(Exercise aim) Could you reproduce every record below exactly as it stands?

(Source material)
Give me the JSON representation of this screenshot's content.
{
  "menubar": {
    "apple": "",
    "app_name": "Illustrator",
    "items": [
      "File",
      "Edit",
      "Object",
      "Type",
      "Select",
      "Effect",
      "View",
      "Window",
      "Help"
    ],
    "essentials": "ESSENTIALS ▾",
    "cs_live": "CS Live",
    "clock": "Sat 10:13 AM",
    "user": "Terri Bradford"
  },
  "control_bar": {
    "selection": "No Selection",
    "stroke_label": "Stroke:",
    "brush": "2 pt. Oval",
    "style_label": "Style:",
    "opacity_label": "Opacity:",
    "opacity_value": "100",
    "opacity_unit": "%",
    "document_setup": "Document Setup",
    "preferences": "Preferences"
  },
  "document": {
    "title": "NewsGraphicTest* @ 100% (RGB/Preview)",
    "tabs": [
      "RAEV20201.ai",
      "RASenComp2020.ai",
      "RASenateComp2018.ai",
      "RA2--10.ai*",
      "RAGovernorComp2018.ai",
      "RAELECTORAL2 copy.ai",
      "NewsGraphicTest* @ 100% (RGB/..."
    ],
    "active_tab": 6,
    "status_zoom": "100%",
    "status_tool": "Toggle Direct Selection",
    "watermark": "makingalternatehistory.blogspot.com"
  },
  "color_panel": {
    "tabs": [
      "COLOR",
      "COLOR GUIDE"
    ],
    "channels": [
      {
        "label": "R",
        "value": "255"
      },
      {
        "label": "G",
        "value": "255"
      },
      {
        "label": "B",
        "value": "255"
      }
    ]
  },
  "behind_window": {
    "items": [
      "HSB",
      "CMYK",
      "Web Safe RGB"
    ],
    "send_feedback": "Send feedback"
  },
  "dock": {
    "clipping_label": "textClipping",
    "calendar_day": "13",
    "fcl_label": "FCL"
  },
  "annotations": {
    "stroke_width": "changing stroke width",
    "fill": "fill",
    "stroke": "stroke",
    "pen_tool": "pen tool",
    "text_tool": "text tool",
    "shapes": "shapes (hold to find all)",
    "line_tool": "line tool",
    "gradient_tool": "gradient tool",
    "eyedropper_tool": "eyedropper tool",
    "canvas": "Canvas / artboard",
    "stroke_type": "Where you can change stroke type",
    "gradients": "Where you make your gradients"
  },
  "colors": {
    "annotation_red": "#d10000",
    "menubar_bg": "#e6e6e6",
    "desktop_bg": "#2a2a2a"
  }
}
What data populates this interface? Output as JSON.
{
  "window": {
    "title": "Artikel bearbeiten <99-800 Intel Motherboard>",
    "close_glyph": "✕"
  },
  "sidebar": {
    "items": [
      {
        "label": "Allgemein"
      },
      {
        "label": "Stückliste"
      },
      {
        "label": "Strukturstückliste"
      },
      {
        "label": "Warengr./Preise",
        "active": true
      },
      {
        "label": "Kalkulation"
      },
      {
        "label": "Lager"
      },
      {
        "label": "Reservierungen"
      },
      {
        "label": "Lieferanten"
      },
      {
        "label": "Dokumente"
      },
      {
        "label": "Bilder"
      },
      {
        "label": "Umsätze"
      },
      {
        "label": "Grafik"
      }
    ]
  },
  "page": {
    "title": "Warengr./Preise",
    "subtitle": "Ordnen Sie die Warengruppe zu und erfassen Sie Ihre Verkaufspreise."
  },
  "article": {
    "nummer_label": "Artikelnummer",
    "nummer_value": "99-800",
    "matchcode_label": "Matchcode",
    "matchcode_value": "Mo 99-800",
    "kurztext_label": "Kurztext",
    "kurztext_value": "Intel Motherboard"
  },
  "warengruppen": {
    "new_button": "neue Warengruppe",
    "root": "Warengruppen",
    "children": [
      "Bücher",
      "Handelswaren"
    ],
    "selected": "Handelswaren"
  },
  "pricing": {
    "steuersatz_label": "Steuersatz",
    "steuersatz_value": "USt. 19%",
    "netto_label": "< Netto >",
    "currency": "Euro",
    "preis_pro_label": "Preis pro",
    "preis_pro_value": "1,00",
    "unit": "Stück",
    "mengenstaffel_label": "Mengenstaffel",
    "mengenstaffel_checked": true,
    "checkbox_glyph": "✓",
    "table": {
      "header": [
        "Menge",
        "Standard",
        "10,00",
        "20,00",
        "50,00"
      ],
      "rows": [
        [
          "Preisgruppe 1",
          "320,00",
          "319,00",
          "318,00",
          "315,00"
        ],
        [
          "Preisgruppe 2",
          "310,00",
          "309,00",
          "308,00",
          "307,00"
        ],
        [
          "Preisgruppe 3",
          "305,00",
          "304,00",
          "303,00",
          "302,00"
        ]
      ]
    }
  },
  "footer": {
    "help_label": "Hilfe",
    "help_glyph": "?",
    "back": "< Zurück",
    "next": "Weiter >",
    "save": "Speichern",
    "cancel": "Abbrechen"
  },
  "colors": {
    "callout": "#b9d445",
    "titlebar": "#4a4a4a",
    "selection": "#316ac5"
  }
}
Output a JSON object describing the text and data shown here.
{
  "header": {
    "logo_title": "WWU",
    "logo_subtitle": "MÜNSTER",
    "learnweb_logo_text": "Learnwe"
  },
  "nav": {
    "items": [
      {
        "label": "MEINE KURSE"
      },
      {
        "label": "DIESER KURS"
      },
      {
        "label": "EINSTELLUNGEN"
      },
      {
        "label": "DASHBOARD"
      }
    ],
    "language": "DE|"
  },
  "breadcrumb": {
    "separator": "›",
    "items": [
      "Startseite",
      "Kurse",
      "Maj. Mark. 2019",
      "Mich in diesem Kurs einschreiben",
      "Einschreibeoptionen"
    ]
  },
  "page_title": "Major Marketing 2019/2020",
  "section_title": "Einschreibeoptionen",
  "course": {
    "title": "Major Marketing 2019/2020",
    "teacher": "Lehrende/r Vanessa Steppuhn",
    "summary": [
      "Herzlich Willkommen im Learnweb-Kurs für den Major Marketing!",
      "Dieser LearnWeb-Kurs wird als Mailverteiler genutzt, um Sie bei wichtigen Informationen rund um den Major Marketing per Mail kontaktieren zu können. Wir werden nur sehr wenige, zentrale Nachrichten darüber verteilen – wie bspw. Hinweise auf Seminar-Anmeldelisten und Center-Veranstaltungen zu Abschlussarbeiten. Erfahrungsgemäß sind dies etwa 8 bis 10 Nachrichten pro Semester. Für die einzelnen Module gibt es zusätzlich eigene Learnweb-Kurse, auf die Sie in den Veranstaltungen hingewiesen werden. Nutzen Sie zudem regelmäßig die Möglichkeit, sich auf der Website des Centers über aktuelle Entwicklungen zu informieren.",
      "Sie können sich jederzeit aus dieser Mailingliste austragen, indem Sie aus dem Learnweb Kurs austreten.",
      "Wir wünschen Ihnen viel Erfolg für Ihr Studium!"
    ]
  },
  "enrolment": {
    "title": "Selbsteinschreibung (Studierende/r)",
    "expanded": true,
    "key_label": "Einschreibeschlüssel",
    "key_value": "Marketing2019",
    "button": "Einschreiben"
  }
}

(Response to this exercise)
Give me the JSON representation of this screenshot's content.
{
  "menubar": {
    "apple": "",
    "app_name": "Illustrator",
    "items": [
      "File",
      "Edit",
      "Object",
      "Type",
      "Select",
      "Effect",
      "View",
      "Window",
      "Help"
    ],
    "essentials": "ESSENTIALS ▾",
    "cs_live": "CS Live",
    "clock": "Sat 10:13 AM",
    "user": "Terri Bradford"
  },
  "control_bar": {
    "selection": "No Selection",
    "stroke_label": "Stroke:",
    "brush": "2 pt. Oval",
    "style_label": "Style:",
    "opacity_label": "Opacity:",
    "opacity_value": "100",
    "opacity_unit": "%",
    "document_setup": "Document Setup",
    "preferences": "Preferences"
  },
  "document": {
    "title": "NewsGraphicTest* @ 100% (RGB/Preview)",
    "tabs": [
      "RAEV20201.ai",
      "RASenComp2020.ai",
      "RASenateComp2018.ai",
      "RA2--10.ai*",
      "RAGovernorComp2018.ai",
      "RAELECTORAL2 copy.ai",
      "NewsGraphicTest* @ 100% (RGB/..."
    ],
    "active_tab": 6,
    "status_zoom": "100%",
    "status_tool": "Toggle Direct Selection",
    "watermark": "makingalternatehistory.blogspot.com"
  },
  "color_panel": {
    "tabs": [
      "COLOR",
      "COLOR GUIDE"
    ],
    "channels": [
      {
        "label": "R",
        "value": "255"
      },
      {
        "label": "G",
        "value": "255"
      },
      {
        "label": "B",
        "value": "255"
      }
    ]
  },
  "behind_window": {
    "items": [
      "HSB",
      "CMYK",
      "Web Safe RGB"
    ],
    "send_feedback": "Send feedback"
  },
  "dock": {
    "clipping_label": "textClipping",
    "calendar_day": "13",
    "fcl_label": "FCL"
  },
  "annotations": {
    "stroke_width": "changing stroke width",
    "fill": "fill",
    "stroke": "stroke",
    "pen_tool": "pen tool",
    "text_tool": "text tool",
    "shapes": "shapes (hold to find all)",
    "line_tool": "line tool",
    "gradient_tool": "gradient tool",
    "eyedropper_tool": "eyedropper tool",
    "canvas": "Canvas / artboard",
    "stroke_type": "Where you can change stroke type",
    "gradients": "Where you make your gradients"
  },
  "colors": {
    "annotation_red": "#d10000",
    "menubar_bg": "#e6e6e6",
    "desktop_bg": "#2a2a2a"
  }
}
What data populates this interface? Output as JSON.
{
  "window": {
    "title": "Artikel bearbeiten <99-800 Intel Motherboard>",
    "close_glyph": "✕"
  },
  "sidebar": {
    "items": [
      {
        "label": "Allgemein"
      },
      {
        "label": "Stückliste"
      },
      {
        "label": "Strukturstückliste"
      },
      {
        "label": "Warengr./Preise",
        "active": true
      },
      {
        "label": "Kalkulation"
      },
      {
        "label": "Lager"
      },
      {
        "label": "Reservierungen"
      },
      {
        "label": "Lieferanten"
      },
      {
        "label": "Dokumente"
      },
      {
        "label": "Bilder"
      },
      {
        "label": "Umsätze"
      },
      {
        "label": "Grafik"
      }
    ]
  },
  "page": {
    "title": "Warengr./Preise",
    "subtitle": "Ordnen Sie die Warengruppe zu und erfassen Sie Ihre Verkaufspreise."
  },
  "article": {
    "nummer_label": "Artikelnummer",
    "nummer_value": "99-800",
    "matchcode_label": "Matchcode",
    "matchcode_value": "Mo 99-800",
    "kurztext_label": "Kurztext",
    "kurztext_value": "Intel Motherboard"
  },
  "warengruppen": {
    "new_button": "neue Warengruppe",
    "root": "Warengruppen",
    "children": [
      "Bücher",
      "Handelswaren"
    ],
    "selected": "Handelswaren"
  },
  "pricing": {
    "steuersatz_label": "Steuersatz",
    "steuersatz_value": "USt. 19%",
    "netto_label": "< Netto >",
    "currency": "Euro",
    "preis_pro_label": "Preis pro",
    "preis_pro_value": "1,00",
    "unit": "Stück",
    "mengenstaffel_label": "Mengenstaffel",
    "mengenstaffel_checked": true,
    "checkbox_glyph": "✓",
    "table": {
      "header": [
        "Menge",
        "Standard",
        "10,00",
        "20,00",
        "50,00"
      ],
      "rows": [
        [
          "Preisgruppe 1",
          "320,00",
          "319,00",
          "318,00",
          "315,00"
        ],
        [
          "Preisgruppe 2",
          "310,00",
          "309,00",
          "308,00",
          "307,00"
        ],
        [
          "Preisgruppe 3",
          "305,00",
          "304,00",
          "303,00",
          "302,00"
        ]
      ]
    }
  },
  "footer": {
    "help_label": "Hilfe",
    "help_glyph": "?",
    "back": "< Zurück",
    "next": "Weiter >",
    "save": "Speichern",
    "cancel": "Abbrechen"
  },
  "colors": {
    "callout": "#b9d445",
    "titlebar": "#4a4a4a",
    "selection": "#316ac5"
  }
}
Output a JSON object describing the text and data shown here.
{
  "header": {
    "logo_title": "WWU",
    "logo_subtitle": "MÜNSTER",
    "learnweb_logo_text": "Learnwe"
  },
  "nav": {
    "items": [
      {
        "label": "MEINE KURSE"
      },
      {
        "label": "DIESER KURS"
      },
      {
        "label": "EINSTELLUNGEN"
      },
      {
        "label": "DASHBOARD"
      }
    ],
    "language": "DE|"
  },
  "breadcrumb": {
    "separator": "›",
    "items": [
      "Startseite",
      "Kurse",
      "Maj. Mark. 2019",
      "Mich in diesem Kurs einschreiben",
      "Einschreibeoptionen"
    ]
  },
  "page_title": "Major Marketing 2019/2020",
  "section_title": "Einschreibeoptionen",
  "course": {
    "title": "Major Marketing 2019/2020",
    "teacher": "Lehrende/r Vanessa Steppuhn",
    "summary": [
      "Herzlich Willkommen im Learnweb-Kurs für den Major Marketing!",
      "Dieser LearnWeb-Kurs wird als Mailverteiler genutzt, um Sie bei wichtigen Informationen rund um den Major Marketing per Mail kontaktieren zu können. Wir werden nur sehr wenige, zentrale Nachrichten darüber verteilen – wie bspw. Hinweise auf Seminar-Anmeldelisten und Center-Veranstaltungen zu Abschlussarbeiten. Erfahrungsgemäß sind dies etwa 8 bis 10 Nachrichten pro Semester. Für die einzelnen Module gibt es zusätzlich eigene Learnweb-Kurse, auf die Sie in den Veranstaltungen hingewiesen werden. Nutzen Sie zudem regelmäßig die Möglichkeit, sich auf der Website des Centers über aktuelle Entwicklungen zu informieren.",
      "Sie können sich jederzeit aus dieser Mailingliste austragen, indem Sie aus dem Learnweb Kurs austreten.",
      "Wir wünschen Ihnen viel Erfolg für Ihr Studium!"
    ]
  },
  "enrolment": {
    "title": "Selbsteinschreibung (Studierende/r)",
    "expanded": true,
    "key_label": "Einschreibeschlüssel",
    "key_value": "Marketing2019",
    "button": "Einschreiben"
  }
}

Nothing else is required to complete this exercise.